To be entrusted with their stories of encounter with the same God who had spoken to Moses millennia earlier. To view something as intimate as their shoes, truly seemed to be Holy Ground: a reminder that we each stand, sit, walk, kneel, crawl, lie, on common ground. This mutuality underscored by the fact that we each walk our life journeys on this our shared home – this earth our literal common ground. About which, let me share some dazzling truths with you:

Our earth is thought to be 4.54 billion years old – formed at the same time as our other dancing partners in this solar system. Our planet, circles its star, the sun, at a rate of 67,000 miles per hour. Depending where on its surface we are, we could be spinning at just over 1,000 miles per hour as the earth itself rotates.

Coral reefs, communities of connected organisms, are the largest living structures on earth – some are visible from space. Wild dolphins call to each other by name. The Antarctic ice cap contains some 70% of the globe’s fresh water. Did I mention that wild dolphins call to each other by name?

Is this not holy ground?

The poetic telling of the story of the beginning, found in Genesis evokes an image of God taking some of this ground to make humanity, breathing life into the dust and calling it very good! Inviting us to tend to the earth in mutual love. 

Therefore we human beings have unrivalled responsibilities towards one another and to the rest of creation. 

So how are we doing, caring for this holy ground entrusted to us for mutual love?

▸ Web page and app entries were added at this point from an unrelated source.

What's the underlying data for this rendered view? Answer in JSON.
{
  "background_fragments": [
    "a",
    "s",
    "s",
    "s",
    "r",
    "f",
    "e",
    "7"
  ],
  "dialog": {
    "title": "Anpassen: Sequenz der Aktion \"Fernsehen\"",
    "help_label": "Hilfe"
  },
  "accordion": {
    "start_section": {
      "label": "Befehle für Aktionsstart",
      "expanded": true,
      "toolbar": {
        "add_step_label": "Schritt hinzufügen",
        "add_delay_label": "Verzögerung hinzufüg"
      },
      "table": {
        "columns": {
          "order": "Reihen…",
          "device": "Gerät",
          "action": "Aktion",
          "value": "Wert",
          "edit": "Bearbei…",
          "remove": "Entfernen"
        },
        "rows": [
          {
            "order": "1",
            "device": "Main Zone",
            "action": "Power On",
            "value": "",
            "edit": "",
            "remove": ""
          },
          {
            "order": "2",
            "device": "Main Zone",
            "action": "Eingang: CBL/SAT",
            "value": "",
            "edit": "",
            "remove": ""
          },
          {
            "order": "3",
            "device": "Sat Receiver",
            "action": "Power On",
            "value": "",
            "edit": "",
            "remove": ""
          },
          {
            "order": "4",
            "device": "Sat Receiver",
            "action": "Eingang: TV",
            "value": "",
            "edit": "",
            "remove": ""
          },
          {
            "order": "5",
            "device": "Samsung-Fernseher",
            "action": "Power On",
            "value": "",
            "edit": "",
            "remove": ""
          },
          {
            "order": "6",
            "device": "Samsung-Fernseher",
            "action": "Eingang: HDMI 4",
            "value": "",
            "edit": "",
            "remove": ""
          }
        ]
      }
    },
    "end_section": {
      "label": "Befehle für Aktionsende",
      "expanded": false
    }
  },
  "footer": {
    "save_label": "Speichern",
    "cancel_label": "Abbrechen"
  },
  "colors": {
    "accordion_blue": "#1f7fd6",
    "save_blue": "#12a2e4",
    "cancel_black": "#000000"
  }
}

Let’s take those breath-taking coral reefs as just one example. 

It will be no surprise to hear that scientific evidence indicates that the Earth's atmosphere and oceans are warming, and that these changes are primarily due to greenhouse gases arising from human activities.

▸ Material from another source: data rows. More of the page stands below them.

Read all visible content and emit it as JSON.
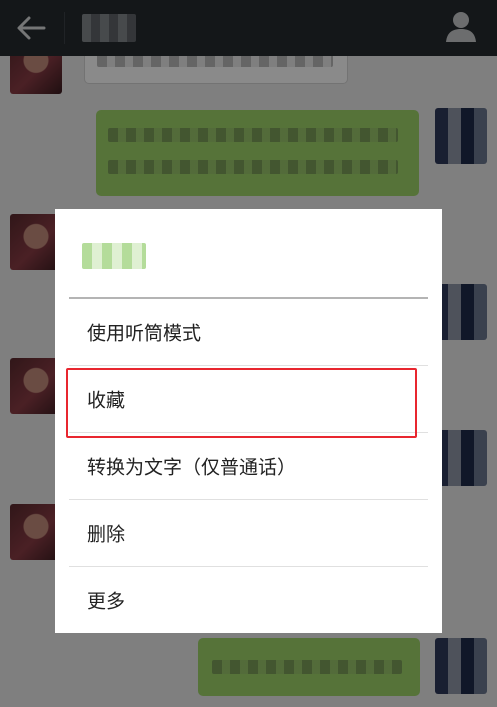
{
  "header": {
    "title": "",
    "back_icon": "arrow-left-icon",
    "profile_icon": "person-icon"
  },
  "dialog": {
    "title": "",
    "items": [
      {
        "label": "使用听筒模式"
      },
      {
        "label": "收藏"
      },
      {
        "label": "转换为文字（仅普通话）"
      },
      {
        "label": "删除"
      },
      {
        "label": "更多"
      }
    ],
    "highlighted_item": "收藏"
  },
  "colors": {
    "topbar": "#262b2f",
    "outgoing_bubble": "#9fd46a",
    "incoming_bubble": "#ffffff",
    "chat_background": "#ebebeb",
    "highlight_border": "#e8262f"
  }
}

As temperatures rise, mass coral bleaching events and infectious disease outbreaks amongst the organisms which build corals are becoming more frequent.

Reefs are also highly vulnerable to the rising acidity of the oceans. Skeleton formation of the coral organisms, slows and weakens as waters become more acidic.

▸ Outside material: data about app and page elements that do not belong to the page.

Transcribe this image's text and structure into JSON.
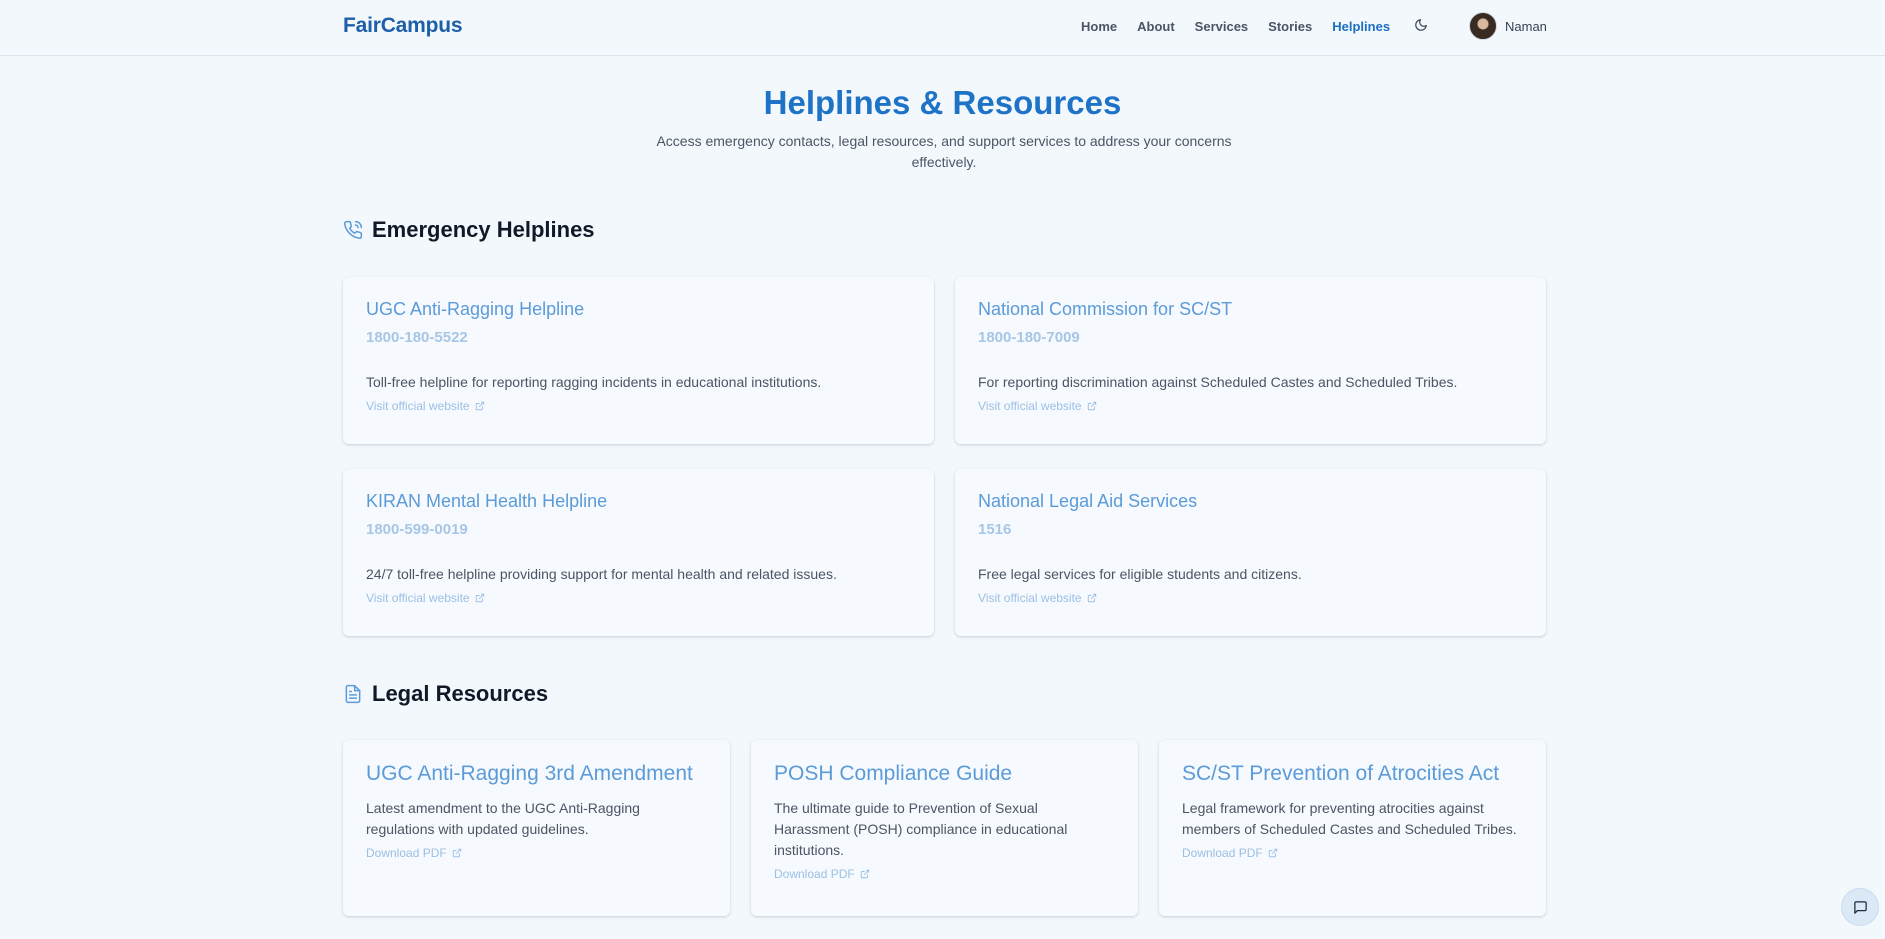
{
  "header": {
    "brand": "FairCampus",
    "nav": [
      {
        "label": "Home"
      },
      {
        "label": "About"
      },
      {
        "label": "Services"
      },
      {
        "label": "Stories"
      },
      {
        "label": "Helplines",
        "active": true
      }
    ],
    "theme_icon": "moon-icon",
    "user_name": "Naman"
  },
  "hero": {
    "title": "Helplines & Resources",
    "subtitle": "Access emergency contacts, legal resources, and support services to address your concerns effectively."
  },
  "emergency": {
    "title": "Emergency Helplines",
    "icon": "phone-icon",
    "cards": [
      {
        "title": "UGC Anti-Ragging Helpline",
        "phone": "1800-180-5522",
        "desc": "Toll-free helpline for reporting ragging incidents in educational institutions.",
        "link": "Visit official website"
      },
      {
        "title": "National Commission for SC/ST",
        "phone": "1800-180-7009",
        "desc": "For reporting discrimination against Scheduled Castes and Scheduled Tribes.",
        "link": "Visit official website"
      },
      {
        "title": "KIRAN Mental Health Helpline",
        "phone": "1800-599-0019",
        "desc": "24/7 toll-free helpline providing support for mental health and related issues.",
        "link": "Visit official website"
      },
      {
        "title": "National Legal Aid Services",
        "phone": "1516",
        "desc": "Free legal services for eligible students and citizens.",
        "link": "Visit official website"
      }
    ]
  },
  "legal": {
    "title": "Legal Resources",
    "icon": "document-icon",
    "cards": [
      {
        "title": "UGC Anti-Ragging 3rd Amendment",
        "desc": "Latest amendment to the UGC Anti-Ragging regulations with updated guidelines.",
        "link": "Download PDF"
      },
      {
        "title": "POSH Compliance Guide",
        "desc": "The ultimate guide to Prevention of Sexual Harassment (POSH) compliance in educational institutions.",
        "link": "Download PDF"
      },
      {
        "title": "SC/ST Prevention of Atrocities Act",
        "desc": "Legal framework for preventing atrocities against members of Scheduled Castes and Scheduled Tribes.",
        "link": "Download PDF"
      }
    ]
  },
  "chat_icon": "chat-icon",
  "colors": {
    "brand": "#1d5fa8",
    "title": "#1f73c7",
    "card_title": "#5b9bd8",
    "link": "#9cc0e4",
    "bg": "#f3f8fd"
  }
}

What is more, climate change will affect coral reef ecosystems through sea level rise, changes to the frequency and intensity of tropical storms, and altered ocean circulation patterns. When combined, all of these dramatically and adversely affect the delicate ecosystems of coral.

More than 30% of the world's coral reefs died over the past several decades, and over 75% of surviving reefs are projected to die by 2050. In regions like the Caribbean, over 80% have already died. 

But does this really matter? Here is why it might…

Healthy coral ecosystems are a source of food and food security hundreds of millions of people; they protect coastlines from storms and erosion by reducing wave energy by an average 97%; provide habitat, spawning and nursery grounds for economically important fish species; provide jobs and income to local economies from fishing, recreation, and tourism; and are a source of new medicines – even now coral reef organisms are being used in treatments for diseases like cancer and HIV. Isn’t that amazing? 

Surely this is holy ground – and common ground too – for the impact of environmental degradation is always disproportionately felt by the poorest and most vulnerable. 

Taking off our shoes places us in a vulnerable, intimate and respectful attitude towards our Creator and places us in a position of mutual love towards our human neighbour, the other creatures who share this planet with us and even the earth itself. We have no other physical home – if our relationship to this planet which birthed and sustains us is not based in mutual love then the future is bleak. 

But it need not be the case, if we grasp that this beautiful and exuberant planet is holy ground; common ground.  Astronaut Loren Acton said:

“Looking towards the blackness of space, sprinkled with the glory of lights, I saw majesty but no welcome. Below was a welcoming planet. There contained in the thin, moving, incredibly fragile shell of the biosphere is everything that is dear to you, all human drama and comedy. That’s where life is, that’s where all the good stuff is.” 

This hospitable, beautiful, complex world, so much of which is still beyond our range of knowledge, about which we are still learning. Of which God said; ‘It is good”. This holy ground.